__DATA FOR THE TASK__
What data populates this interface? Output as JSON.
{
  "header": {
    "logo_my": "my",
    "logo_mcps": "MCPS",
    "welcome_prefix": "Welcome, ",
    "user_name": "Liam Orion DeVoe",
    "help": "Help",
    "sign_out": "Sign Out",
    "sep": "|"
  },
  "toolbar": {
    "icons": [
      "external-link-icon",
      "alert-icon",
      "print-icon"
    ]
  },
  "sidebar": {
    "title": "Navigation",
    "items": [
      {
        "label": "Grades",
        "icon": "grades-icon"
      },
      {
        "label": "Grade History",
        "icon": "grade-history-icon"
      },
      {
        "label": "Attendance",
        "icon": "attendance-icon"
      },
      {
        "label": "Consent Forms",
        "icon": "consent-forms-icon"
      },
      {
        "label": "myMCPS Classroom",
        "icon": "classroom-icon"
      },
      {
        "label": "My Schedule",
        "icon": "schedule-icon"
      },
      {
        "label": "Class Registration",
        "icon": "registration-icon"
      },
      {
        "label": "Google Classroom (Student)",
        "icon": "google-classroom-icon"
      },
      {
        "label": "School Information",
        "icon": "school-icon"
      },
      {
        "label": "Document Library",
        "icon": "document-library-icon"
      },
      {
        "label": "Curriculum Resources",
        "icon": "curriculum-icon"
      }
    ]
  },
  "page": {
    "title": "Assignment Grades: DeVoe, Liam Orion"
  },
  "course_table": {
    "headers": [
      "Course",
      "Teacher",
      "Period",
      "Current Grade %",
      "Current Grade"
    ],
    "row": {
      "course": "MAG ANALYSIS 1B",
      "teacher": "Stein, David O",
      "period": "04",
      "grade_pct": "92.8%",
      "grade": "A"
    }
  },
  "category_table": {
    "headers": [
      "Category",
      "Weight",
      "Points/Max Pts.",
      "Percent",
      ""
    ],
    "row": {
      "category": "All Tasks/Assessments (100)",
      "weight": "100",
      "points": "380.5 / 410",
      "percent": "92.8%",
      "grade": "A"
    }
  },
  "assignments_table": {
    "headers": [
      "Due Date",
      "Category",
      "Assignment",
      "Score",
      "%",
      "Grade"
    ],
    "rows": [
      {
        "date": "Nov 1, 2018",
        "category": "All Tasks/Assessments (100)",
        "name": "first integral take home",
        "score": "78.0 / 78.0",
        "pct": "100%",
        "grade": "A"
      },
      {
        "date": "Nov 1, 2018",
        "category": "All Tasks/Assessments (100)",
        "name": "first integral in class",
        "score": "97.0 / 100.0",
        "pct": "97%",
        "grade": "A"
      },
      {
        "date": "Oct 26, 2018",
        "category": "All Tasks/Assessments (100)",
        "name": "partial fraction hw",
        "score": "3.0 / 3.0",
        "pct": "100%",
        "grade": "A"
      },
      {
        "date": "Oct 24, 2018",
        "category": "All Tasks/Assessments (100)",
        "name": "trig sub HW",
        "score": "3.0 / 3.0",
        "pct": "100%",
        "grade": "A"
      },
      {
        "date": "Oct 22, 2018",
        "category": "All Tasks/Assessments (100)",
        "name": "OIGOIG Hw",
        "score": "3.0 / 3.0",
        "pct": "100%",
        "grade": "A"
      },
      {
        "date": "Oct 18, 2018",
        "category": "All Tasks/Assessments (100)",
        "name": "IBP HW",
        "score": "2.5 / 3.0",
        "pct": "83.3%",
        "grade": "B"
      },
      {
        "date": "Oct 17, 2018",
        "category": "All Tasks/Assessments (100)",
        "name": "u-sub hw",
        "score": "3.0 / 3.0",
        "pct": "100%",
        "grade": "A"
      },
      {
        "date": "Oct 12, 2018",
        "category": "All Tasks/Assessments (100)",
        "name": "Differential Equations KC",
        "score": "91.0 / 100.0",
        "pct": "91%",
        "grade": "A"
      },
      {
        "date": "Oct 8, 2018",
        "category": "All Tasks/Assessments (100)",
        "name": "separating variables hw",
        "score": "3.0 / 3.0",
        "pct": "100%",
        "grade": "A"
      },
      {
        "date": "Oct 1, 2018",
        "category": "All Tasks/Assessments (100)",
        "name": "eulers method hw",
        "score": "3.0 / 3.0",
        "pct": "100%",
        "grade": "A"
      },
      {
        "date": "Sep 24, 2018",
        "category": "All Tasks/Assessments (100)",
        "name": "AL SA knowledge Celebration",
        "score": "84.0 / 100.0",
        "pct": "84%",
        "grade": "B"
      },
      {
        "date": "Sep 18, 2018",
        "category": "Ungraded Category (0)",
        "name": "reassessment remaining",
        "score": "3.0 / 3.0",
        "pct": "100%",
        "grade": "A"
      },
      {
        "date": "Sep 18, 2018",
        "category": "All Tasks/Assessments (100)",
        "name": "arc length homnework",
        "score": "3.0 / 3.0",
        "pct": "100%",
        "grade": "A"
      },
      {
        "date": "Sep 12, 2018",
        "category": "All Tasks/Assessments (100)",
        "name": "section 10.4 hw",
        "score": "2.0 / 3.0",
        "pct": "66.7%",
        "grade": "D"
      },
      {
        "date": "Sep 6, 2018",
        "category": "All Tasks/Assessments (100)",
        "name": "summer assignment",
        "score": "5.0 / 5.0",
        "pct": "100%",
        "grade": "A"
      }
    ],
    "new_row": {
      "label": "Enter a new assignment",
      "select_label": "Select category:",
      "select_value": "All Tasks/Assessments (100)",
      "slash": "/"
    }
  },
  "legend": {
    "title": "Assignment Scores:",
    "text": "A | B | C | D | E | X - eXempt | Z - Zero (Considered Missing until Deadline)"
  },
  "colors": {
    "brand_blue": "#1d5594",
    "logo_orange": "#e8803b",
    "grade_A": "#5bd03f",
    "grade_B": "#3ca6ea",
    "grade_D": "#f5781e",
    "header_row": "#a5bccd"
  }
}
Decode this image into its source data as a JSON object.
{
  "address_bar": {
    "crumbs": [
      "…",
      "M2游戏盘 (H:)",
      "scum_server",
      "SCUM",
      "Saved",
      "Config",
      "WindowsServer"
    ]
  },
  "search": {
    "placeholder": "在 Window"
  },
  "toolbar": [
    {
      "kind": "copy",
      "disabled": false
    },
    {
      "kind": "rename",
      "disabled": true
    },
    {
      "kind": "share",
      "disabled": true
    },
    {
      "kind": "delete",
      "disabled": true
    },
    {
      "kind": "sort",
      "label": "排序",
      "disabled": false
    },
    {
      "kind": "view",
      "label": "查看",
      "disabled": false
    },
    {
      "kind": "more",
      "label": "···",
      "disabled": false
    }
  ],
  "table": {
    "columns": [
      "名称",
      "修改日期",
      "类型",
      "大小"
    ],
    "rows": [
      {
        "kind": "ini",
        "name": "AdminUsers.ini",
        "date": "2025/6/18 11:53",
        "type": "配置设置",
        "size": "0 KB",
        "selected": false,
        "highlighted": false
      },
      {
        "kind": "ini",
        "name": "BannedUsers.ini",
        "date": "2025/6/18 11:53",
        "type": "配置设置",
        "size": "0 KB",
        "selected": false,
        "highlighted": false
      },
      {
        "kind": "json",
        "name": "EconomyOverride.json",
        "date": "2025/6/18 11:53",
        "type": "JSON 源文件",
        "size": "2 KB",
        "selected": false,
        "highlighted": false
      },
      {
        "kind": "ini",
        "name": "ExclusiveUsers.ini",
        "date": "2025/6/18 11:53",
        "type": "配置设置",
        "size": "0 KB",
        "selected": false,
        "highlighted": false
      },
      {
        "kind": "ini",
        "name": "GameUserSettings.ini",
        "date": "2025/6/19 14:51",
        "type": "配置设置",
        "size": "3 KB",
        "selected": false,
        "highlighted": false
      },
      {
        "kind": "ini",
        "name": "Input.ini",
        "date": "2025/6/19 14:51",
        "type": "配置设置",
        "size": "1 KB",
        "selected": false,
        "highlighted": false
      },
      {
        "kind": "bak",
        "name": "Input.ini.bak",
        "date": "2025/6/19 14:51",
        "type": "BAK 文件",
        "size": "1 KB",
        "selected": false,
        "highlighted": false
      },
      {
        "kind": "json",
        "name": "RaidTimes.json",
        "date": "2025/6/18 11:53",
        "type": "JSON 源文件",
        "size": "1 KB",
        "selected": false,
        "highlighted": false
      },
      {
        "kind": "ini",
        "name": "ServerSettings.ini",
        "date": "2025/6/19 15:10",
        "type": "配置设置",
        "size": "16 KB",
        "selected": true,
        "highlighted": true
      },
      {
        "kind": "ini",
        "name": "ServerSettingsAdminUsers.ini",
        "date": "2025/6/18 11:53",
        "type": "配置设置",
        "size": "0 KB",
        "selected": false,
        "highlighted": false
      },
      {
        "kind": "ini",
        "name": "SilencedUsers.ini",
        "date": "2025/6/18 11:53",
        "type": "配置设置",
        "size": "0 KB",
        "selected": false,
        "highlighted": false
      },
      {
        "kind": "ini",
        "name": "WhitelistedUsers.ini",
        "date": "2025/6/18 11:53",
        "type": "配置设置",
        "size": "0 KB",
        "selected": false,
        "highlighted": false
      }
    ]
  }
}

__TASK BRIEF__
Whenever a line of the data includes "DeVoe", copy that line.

__SOLUTION TO THIS PROBLEM__
    "user_name": "Liam Orion DeVoe",
    "title": "Assignment Grades: DeVoe, Liam Orion"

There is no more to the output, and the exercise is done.